And they’re (not all of them) off…
This is about thoroughbred racing. So play your hunches.
Would the sport be better off — for the horses’ health, for wider popularity, for more compelling matchups — if the Triple Crown series altered its schedule to provide more time between races? Or would discarding the demanding format devalue the accomplishment of a three-peat champion?
It’s an old discussion, revived because the handlers of Rich Strike, the darkest of horses before he won the Kentucky Derby, chose to bypass the Preakness on the not-uncommon intuition that their suddenly valuable steed needed at least a month of recovery time.
For decades, the Derby has been followed just two weeks later by the Preakness and, three weeks after that, by the Belmont Stakes. Plenty of the industry’s principals — trainers, owners, bettors — routinely argue that the galloping five-week campaign sets the standard for greatness. Even while acknowledging that it might not be thoroughly sound horse sense.
Handicap this: In the 147 years that all three races have existed, only 13 horses have won the Triple Crown, clear evidence of the difficulty involved. There is a yearning to maintain tradition, but it must be noted that the Triple Crown order has moved around a bit, with the Preakness run before the Derby 11 times — and twice on the same day.
More relevant to this question of whether the Crown’s current schedule is too taxing is the Jockey Club statistic that thoroughbreds, on average, race only about half as often as they did 46 years ago — 5.95 times throughout 2021, 10.23 times in 1975.
The Baltimore Sun last week quoted Kathy Guillermo, senior vice president of the animal rights organization PETA, expressing hope that Rich Strike’s absence from the Preakness “will prompt the racing industry to modernize the demanding Triple Crown schedule by extending the time between the three races to less-inhuman intervals of one-month each.”
Rather than the horses’ well-being, though, what keeps resurrecting debate about the taxingly compressed Derby-Preakness-Belmont schedule are the long gaps between Triple Crown champs — 25 years from 1948 (Citation) to ’73 (Secretariat), 37 years from ’78 (Affirmed) to 2015 (American Pharoah).
Long-time Newsday colleague Ed McNamara, a true racing connoisseur who has visited 116 tracks on four continents, noted that Hall of Fame trainer D. Wayne Lukas is among several horse people who long ago suggested the Preakness be pushed back from the third Saturday of May to Memorial Day and the Belmont moved from early June to July 4. Still, such a change never has been taken under advisement by any of racing’s officials, and McNamara envisions no benefit would result to any of the three races.
That includes the Preakness. Still run in the fairly decrepit, 152-year-old Pimlico Race Course, and so often left with a small field in the wake of the Derby spectacle, the Preakness has faced hints of being relocated and, in the mid-1980s, of being replaced on the Triple Crown calendar.
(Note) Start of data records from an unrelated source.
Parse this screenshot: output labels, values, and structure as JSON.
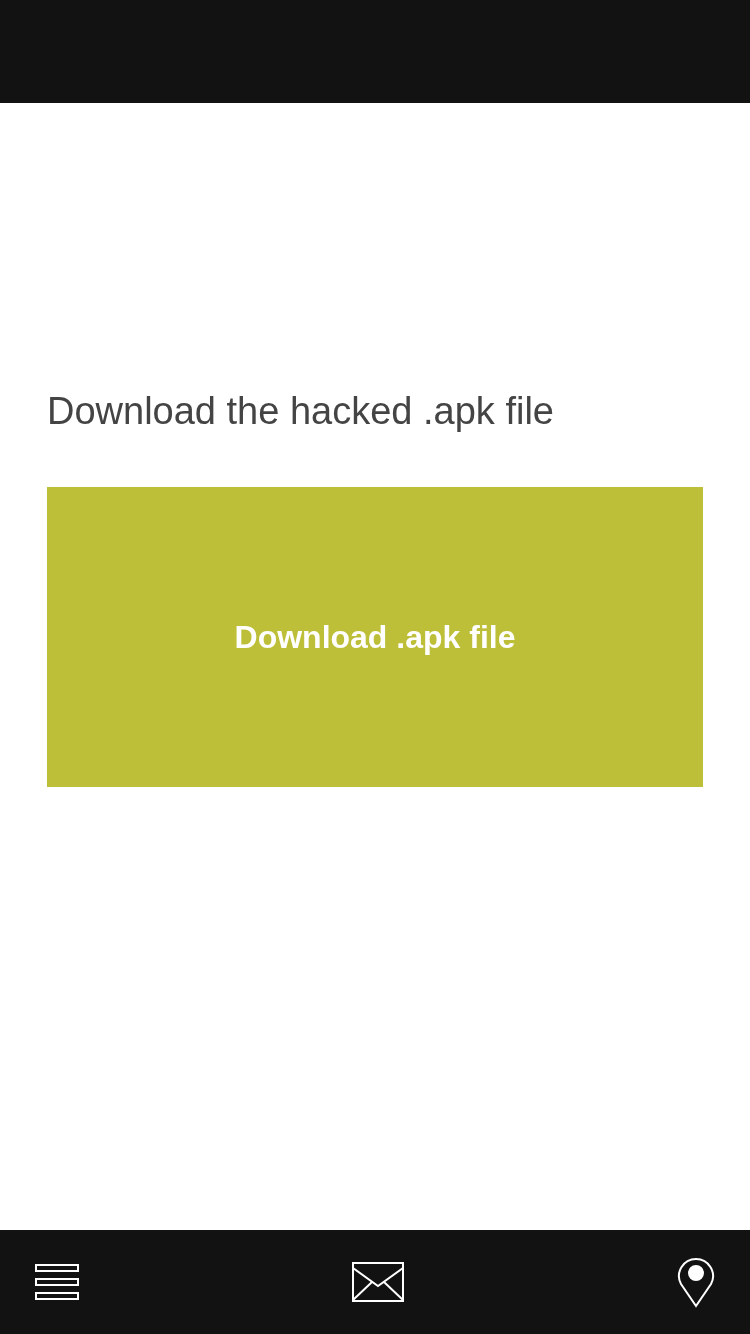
{
  "heading": "Download the hacked .apk file",
  "download_button": {
    "label": "Download .apk file"
  }
}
In 1985, a swaggering New Jersey builder named Robert Brennan lured Derby champion Spend a Buck away from the Preakness with a $2.6 million bonus to run his Jersey Derby at the rebuilt Garden State Park in Cherry Hill. Brennan strongly suggested his race would become a permanent stand-in for the Preakness — “I do believe there will some adjustments made in the industry in relation to the Triple Crown series,” he said.
On the contrary, no Derby winner ever tried the Jersey Derby again, Garden State Park closed in 2001 and Brennan that year was found guilty of money-laundering and bankruptcy fraud, winding up in prison for a decade.
Meanwhile, the Preakness persists, as well as contentions that the middle race could be better served if it weren’t so closely tailgated by the Derby. A Plan B putting at least three weeks between the races theoretically would guarantee not only the presence of the Derby winner at Pimlico but also that winner’s most obvious challengers, horses that had introduced themselves to the hard-core and casual fan in the Derby. And therefore the potential for Triple Crown rivalries that could endure through the series.
Might all that ramp up bigger crowds, increased TV audiences, massive wagering? More clout for the sport? Or does the Triple Crown’s traditional appreciation for abbreviation — three races in five weeks — prevail, a folkloric commitment to the superhorse crucible?
OK. Here’s $2 on the status quo. Just a feeling.